Additional Resources

Copyrighted material from Thomas H. Huxley's Evolution and Ethics and Other Essays (New York: Appleton & Co., 1929), pg 46-53, 79-86, was removed from the attached text. To read an earlier edition of this volume, click here.


This is a part of Section XV: Biology and the Rise of the Social Sciences. The Contemporary Civilization page lists all additional sections of Ideas and Institutions of Western Man, as well as the Table of Contents for both volumes.

More About Contemporary Civilization:

From 1947 through 1969, all first-year Gettysburg College students took a two-semester course called Contemporary Civilization. The course was developed at President Henry W.A. Hanson’s request with the goal of “introducing the student to the backgrounds of contemporary social problems through the major concepts, ideals, hopes and motivations of western culture since the Middle Ages.”

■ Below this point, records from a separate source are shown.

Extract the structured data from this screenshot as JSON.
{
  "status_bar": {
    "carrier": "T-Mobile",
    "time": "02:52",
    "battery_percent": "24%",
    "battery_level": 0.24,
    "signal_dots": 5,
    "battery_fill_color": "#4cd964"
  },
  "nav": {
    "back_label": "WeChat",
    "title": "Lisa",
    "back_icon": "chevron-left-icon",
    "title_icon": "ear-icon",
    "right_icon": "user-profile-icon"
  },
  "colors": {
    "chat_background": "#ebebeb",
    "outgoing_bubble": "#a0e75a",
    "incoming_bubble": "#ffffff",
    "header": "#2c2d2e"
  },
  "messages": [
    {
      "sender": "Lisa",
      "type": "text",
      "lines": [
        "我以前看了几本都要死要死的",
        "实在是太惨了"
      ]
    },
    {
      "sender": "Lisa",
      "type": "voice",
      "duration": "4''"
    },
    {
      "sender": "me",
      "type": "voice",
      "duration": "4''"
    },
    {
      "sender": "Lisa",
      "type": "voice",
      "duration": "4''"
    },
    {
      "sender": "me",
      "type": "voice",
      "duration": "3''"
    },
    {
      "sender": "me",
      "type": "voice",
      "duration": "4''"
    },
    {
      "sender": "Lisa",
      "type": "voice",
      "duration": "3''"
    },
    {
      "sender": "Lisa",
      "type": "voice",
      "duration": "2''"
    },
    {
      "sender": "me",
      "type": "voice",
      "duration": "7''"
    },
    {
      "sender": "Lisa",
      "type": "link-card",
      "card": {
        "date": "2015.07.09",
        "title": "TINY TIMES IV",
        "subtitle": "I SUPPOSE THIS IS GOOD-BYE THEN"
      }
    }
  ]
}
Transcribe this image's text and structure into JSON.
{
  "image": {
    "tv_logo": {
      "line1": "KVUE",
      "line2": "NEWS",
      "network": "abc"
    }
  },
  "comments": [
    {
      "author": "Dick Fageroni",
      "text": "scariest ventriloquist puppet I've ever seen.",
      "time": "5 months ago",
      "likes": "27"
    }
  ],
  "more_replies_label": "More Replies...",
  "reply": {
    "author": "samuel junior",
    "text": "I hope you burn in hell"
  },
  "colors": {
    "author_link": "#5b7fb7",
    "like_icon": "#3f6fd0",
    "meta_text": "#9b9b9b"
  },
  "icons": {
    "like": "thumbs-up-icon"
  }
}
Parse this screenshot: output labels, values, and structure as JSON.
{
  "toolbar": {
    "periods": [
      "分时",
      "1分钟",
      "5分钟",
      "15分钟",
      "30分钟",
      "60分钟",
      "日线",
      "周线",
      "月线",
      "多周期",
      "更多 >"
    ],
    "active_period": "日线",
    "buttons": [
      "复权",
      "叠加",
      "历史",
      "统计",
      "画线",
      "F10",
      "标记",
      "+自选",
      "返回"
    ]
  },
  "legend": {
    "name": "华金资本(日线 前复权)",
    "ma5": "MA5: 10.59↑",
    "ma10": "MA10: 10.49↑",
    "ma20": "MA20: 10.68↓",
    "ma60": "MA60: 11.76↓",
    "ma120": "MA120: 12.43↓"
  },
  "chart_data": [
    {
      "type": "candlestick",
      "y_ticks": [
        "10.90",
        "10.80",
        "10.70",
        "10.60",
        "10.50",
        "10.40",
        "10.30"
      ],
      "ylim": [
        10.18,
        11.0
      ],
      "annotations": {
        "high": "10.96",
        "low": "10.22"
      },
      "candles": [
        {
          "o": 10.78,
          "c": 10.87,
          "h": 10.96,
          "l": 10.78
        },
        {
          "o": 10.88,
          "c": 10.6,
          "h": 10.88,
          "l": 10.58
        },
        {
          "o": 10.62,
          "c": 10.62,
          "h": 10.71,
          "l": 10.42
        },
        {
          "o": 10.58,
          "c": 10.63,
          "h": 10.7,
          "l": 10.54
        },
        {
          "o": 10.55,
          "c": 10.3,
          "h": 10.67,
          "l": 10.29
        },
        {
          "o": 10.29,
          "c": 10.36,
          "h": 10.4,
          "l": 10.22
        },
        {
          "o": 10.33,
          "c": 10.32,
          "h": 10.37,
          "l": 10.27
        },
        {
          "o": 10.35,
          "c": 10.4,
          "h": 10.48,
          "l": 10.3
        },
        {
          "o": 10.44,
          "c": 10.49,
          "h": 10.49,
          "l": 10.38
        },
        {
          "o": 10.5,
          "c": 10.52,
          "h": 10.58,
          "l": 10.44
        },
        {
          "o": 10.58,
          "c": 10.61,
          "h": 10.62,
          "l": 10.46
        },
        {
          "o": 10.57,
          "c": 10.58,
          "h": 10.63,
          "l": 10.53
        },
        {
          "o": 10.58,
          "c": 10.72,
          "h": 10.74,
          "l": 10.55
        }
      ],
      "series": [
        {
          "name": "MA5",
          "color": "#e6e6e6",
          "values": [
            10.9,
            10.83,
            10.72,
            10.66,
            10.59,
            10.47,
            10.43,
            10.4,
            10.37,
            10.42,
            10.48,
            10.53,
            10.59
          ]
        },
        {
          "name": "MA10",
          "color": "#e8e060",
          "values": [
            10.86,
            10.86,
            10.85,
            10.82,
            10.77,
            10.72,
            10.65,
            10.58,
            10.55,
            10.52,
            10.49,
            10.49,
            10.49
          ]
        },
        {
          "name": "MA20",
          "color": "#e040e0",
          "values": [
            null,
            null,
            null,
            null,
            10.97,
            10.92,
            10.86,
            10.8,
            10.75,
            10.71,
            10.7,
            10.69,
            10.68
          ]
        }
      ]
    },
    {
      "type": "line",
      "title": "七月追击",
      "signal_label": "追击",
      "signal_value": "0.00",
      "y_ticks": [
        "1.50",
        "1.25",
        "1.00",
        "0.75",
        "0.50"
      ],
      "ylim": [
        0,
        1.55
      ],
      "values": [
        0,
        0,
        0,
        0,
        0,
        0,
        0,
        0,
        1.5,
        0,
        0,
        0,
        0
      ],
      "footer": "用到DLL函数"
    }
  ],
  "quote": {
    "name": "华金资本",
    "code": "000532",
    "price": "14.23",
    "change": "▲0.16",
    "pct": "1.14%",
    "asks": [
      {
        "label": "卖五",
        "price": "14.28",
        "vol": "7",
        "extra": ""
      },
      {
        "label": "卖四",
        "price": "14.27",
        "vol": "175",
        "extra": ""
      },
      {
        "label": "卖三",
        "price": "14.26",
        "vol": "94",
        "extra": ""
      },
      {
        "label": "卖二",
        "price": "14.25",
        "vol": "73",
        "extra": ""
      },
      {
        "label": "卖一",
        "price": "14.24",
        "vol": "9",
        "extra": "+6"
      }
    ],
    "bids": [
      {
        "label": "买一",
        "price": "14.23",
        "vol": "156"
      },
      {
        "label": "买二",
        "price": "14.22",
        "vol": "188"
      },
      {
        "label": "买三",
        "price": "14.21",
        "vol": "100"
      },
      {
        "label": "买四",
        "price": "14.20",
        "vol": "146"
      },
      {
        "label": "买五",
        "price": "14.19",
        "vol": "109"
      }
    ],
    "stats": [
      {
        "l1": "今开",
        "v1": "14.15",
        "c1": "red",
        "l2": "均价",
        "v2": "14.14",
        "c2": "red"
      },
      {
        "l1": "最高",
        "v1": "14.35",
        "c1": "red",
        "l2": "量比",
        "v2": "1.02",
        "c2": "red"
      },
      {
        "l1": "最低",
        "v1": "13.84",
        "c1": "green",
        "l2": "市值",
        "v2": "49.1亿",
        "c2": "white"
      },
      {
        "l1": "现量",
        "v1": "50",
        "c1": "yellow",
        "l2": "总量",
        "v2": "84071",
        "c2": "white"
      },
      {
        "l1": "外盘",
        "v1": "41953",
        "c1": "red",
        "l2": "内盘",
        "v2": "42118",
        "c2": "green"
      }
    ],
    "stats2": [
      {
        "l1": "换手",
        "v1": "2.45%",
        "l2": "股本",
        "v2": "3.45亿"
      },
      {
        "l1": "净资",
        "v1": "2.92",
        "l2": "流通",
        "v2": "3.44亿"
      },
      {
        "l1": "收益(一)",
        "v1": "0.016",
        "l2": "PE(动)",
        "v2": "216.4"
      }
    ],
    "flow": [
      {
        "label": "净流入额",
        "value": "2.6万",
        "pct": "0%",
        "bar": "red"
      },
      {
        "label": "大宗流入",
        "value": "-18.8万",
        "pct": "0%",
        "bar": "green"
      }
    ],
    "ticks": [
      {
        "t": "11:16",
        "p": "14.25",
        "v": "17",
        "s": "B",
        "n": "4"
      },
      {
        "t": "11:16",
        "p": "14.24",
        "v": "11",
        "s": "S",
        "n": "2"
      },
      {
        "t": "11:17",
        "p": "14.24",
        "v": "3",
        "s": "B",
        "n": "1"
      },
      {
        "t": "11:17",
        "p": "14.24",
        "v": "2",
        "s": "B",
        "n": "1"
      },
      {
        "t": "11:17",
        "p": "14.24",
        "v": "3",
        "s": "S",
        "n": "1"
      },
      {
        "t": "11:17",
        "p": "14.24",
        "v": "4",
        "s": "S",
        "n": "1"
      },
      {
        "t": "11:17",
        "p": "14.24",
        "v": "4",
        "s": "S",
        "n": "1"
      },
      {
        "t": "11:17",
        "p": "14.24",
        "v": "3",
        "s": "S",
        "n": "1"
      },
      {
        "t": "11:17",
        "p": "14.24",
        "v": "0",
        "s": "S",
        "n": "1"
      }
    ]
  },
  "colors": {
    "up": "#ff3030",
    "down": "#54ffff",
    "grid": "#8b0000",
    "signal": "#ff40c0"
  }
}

Gettysburg College professors from the history, philosophy, and religion departments developed a textbook for the course. The first edition, published in 1955, was called An Introduction to Contemporary Civilization and Its Problems. A second edition, retitled Ideas and Institutions of Western Man, was published in 1958 and 1960. It is this second edition that we include here. The copy we digitized is from the Gary T. Hawbaker ’66 Collection and the marginalia are his.